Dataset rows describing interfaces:
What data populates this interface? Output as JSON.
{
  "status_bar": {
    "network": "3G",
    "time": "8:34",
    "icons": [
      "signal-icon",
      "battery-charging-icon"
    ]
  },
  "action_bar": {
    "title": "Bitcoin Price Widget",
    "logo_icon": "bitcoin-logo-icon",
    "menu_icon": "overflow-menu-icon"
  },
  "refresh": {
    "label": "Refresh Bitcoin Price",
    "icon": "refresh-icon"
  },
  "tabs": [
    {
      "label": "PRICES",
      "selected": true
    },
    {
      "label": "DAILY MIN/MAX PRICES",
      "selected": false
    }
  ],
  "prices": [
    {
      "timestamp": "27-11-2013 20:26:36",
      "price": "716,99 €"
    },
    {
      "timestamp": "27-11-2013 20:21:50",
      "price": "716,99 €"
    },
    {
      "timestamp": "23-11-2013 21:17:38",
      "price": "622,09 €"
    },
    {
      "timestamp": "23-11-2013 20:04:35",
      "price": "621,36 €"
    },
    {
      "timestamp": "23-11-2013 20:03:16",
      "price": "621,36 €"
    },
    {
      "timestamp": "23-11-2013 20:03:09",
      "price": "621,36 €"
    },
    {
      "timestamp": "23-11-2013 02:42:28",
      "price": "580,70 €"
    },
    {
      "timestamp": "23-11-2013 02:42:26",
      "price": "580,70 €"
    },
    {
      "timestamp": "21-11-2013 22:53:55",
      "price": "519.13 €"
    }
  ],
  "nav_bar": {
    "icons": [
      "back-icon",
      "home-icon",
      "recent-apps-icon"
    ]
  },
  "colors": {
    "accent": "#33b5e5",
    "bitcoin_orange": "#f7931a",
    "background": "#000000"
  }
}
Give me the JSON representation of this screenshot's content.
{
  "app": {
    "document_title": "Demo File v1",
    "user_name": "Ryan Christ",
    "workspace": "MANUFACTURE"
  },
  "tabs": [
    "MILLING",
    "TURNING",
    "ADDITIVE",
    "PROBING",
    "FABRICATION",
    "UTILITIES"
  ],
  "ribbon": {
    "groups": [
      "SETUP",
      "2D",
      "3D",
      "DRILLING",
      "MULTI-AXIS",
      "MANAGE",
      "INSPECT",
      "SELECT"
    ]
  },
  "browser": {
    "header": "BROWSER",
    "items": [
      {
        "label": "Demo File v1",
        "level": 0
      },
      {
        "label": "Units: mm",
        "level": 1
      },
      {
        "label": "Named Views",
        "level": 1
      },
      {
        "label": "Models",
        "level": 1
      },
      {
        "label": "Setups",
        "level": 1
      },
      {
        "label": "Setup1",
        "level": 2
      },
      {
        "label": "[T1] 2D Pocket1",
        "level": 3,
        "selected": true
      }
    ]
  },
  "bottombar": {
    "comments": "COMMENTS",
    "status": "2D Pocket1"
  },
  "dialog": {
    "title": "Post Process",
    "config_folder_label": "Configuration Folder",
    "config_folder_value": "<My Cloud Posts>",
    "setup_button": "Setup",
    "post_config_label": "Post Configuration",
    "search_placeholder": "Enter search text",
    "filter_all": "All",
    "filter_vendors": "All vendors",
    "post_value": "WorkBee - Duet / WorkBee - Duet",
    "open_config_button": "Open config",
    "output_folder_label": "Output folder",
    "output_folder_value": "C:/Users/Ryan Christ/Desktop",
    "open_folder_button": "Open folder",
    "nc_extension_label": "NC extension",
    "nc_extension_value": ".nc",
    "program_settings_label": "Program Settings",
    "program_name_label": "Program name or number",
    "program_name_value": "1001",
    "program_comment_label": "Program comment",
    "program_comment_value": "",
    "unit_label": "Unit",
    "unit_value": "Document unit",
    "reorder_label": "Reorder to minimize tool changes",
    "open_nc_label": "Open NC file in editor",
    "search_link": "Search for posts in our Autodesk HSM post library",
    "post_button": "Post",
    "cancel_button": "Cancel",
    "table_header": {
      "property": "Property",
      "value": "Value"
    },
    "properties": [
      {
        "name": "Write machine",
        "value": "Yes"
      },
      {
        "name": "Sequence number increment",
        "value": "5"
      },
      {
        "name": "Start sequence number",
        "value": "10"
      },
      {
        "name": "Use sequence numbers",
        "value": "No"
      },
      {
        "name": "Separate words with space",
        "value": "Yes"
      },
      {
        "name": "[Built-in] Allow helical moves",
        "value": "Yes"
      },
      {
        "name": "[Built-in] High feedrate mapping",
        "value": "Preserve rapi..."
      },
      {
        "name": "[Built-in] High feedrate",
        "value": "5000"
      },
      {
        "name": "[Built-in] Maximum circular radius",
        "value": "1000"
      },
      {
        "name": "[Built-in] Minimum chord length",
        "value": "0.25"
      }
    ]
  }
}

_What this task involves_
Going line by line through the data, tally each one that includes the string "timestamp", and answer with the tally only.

_Written answer_
9